Supplied data:
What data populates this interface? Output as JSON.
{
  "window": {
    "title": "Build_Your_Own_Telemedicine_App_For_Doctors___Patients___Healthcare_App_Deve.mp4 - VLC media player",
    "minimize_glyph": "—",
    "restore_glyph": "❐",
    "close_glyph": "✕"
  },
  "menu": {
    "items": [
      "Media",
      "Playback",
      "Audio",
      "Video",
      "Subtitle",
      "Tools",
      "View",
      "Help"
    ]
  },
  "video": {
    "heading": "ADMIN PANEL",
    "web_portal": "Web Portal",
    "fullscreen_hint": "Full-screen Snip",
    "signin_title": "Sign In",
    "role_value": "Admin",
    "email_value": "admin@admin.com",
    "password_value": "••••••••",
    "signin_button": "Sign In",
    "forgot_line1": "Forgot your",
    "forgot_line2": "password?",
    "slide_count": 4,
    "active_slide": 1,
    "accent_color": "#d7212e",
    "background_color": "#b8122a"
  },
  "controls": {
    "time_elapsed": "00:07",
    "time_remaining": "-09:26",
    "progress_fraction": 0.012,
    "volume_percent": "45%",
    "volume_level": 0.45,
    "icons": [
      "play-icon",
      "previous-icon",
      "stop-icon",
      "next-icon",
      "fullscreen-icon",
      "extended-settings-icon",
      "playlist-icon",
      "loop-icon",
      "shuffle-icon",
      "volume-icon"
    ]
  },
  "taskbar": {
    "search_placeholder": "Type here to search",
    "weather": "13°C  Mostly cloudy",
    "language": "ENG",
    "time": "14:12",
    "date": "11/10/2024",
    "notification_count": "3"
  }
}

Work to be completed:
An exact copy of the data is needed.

Solution to this task:
What data populates this interface? Output as JSON.
{
  "window": {
    "title": "Build_Your_Own_Telemedicine_App_For_Doctors___Patients___Healthcare_App_Deve.mp4 - VLC media player",
    "minimize_glyph": "—",
    "restore_glyph": "❐",
    "close_glyph": "✕"
  },
  "menu": {
    "items": [
      "Media",
      "Playback",
      "Audio",
      "Video",
      "Subtitle",
      "Tools",
      "View",
      "Help"
    ]
  },
  "video": {
    "heading": "ADMIN PANEL",
    "web_portal": "Web Portal",
    "fullscreen_hint": "Full-screen Snip",
    "signin_title": "Sign In",
    "role_value": "Admin",
    "email_value": "admin@admin.com",
    "password_value": "••••••••",
    "signin_button": "Sign In",
    "forgot_line1": "Forgot your",
    "forgot_line2": "password?",
    "slide_count": 4,
    "active_slide": 1,
    "accent_color": "#d7212e",
    "background_color": "#b8122a"
  },
  "controls": {
    "time_elapsed": "00:07",
    "time_remaining": "-09:26",
    "progress_fraction": 0.012,
    "volume_percent": "45%",
    "volume_level": 0.45,
    "icons": [
      "play-icon",
      "previous-icon",
      "stop-icon",
      "next-icon",
      "fullscreen-icon",
      "extended-settings-icon",
      "playlist-icon",
      "loop-icon",
      "shuffle-icon",
      "volume-icon"
    ]
  },
  "taskbar": {
    "search_placeholder": "Type here to search",
    "weather": "13°C  Mostly cloudy",
    "language": "ENG",
    "time": "14:12",
    "date": "11/10/2024",
    "notification_count": "3"
  }
}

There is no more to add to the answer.